Exercise data ▸
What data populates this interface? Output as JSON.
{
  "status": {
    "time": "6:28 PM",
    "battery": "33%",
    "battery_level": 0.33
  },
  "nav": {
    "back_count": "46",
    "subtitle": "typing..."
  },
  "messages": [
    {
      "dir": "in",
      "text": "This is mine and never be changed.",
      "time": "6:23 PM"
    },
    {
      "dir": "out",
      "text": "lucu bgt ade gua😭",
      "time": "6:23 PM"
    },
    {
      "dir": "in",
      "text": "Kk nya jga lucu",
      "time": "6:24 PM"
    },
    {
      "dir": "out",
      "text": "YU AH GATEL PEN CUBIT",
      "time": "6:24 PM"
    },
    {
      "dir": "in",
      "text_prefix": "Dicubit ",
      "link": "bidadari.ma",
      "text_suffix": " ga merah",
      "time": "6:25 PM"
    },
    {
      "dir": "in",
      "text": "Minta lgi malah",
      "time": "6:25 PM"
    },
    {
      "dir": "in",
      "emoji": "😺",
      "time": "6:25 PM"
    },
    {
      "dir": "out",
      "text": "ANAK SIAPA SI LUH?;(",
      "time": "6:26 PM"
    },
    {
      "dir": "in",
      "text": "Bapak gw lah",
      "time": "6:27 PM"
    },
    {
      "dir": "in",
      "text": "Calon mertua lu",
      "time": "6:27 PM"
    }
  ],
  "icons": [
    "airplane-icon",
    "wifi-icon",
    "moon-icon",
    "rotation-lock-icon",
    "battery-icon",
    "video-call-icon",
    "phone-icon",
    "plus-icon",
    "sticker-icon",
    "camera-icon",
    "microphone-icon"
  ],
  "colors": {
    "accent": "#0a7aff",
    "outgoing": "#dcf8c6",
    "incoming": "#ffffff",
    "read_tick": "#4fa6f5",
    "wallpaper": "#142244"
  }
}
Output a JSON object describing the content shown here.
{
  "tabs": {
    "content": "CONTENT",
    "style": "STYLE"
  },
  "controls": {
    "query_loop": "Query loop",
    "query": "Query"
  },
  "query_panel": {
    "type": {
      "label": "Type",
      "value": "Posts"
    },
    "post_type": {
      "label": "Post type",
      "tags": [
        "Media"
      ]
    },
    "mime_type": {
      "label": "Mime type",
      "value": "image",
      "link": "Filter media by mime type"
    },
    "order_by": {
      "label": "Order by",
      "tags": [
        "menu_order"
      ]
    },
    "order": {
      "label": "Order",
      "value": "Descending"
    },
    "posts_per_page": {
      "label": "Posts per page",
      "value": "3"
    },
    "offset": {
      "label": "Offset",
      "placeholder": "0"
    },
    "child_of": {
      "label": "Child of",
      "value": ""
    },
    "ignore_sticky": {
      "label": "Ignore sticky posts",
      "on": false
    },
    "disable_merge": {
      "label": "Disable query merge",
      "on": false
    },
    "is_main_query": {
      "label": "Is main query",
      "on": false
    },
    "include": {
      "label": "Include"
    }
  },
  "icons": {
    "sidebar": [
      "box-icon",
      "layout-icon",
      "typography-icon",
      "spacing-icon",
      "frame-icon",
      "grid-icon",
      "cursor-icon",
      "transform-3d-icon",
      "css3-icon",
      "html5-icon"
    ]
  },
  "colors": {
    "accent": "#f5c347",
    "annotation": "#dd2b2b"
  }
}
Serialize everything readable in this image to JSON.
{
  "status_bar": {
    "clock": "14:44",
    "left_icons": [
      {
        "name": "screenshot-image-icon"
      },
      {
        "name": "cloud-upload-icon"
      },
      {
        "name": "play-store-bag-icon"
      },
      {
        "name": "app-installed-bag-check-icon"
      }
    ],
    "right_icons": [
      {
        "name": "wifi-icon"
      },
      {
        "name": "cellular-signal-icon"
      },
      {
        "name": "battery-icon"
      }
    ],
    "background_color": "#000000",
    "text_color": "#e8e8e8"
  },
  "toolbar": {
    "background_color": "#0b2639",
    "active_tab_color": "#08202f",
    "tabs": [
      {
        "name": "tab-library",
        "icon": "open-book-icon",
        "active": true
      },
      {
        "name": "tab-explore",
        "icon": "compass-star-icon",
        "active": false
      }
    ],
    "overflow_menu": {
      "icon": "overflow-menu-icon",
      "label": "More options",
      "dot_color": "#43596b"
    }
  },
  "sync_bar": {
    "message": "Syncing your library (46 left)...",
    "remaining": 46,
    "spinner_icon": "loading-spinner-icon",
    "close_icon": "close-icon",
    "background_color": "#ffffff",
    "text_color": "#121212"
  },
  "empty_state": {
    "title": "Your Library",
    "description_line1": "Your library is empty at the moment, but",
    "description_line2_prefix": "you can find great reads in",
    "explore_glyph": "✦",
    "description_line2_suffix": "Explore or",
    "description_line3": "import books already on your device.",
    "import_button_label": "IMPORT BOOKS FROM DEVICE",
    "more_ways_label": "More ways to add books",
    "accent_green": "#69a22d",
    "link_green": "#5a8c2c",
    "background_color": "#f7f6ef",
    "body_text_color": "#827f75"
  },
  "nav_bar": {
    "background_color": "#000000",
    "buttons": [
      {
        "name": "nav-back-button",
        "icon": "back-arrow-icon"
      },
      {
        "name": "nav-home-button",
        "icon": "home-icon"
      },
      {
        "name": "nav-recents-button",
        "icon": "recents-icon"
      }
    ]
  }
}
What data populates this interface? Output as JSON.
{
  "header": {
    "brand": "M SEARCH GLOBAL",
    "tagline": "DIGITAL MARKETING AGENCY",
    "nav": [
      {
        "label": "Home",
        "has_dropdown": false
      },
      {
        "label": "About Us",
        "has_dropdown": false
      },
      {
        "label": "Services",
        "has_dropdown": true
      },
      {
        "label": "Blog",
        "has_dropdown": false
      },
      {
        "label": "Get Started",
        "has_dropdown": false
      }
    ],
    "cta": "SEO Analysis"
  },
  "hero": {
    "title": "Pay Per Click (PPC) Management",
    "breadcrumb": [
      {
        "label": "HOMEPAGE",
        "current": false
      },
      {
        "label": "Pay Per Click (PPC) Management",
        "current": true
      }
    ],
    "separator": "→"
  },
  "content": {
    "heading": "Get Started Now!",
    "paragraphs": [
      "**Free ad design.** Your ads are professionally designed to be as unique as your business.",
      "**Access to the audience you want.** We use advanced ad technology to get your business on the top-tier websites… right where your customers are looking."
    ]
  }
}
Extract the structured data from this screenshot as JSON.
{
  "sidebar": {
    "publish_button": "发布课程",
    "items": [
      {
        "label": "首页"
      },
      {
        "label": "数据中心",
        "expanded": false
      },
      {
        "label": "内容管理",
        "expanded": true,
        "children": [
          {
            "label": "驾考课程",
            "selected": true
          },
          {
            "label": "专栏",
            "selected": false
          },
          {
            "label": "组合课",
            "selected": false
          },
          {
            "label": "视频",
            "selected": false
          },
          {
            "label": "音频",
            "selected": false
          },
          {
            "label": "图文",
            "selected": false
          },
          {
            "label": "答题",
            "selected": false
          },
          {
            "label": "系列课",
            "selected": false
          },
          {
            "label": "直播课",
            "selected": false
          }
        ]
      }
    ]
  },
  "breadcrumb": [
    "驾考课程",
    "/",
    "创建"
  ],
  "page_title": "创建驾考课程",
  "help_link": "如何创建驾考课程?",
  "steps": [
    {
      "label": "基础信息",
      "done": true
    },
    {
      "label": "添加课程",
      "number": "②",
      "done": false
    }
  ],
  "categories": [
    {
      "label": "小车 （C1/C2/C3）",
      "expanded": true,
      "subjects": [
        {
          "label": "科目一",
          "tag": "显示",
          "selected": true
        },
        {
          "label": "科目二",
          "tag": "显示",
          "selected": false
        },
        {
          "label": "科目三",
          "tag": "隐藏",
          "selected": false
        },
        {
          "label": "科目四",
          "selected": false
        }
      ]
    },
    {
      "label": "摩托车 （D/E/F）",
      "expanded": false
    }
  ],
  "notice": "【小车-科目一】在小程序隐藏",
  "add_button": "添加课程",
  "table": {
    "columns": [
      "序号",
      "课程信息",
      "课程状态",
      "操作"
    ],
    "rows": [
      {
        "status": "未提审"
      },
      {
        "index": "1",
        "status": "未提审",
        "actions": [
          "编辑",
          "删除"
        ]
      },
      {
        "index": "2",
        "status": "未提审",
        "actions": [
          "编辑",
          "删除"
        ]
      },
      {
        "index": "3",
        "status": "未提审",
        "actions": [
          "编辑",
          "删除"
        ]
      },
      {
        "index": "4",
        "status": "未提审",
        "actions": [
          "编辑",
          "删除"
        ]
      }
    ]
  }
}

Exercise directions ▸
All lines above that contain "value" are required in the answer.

Response area ▸
      "value": "Posts"
      "value": "image",
      "value": "Descending"
      "value": "3"
      "value": ""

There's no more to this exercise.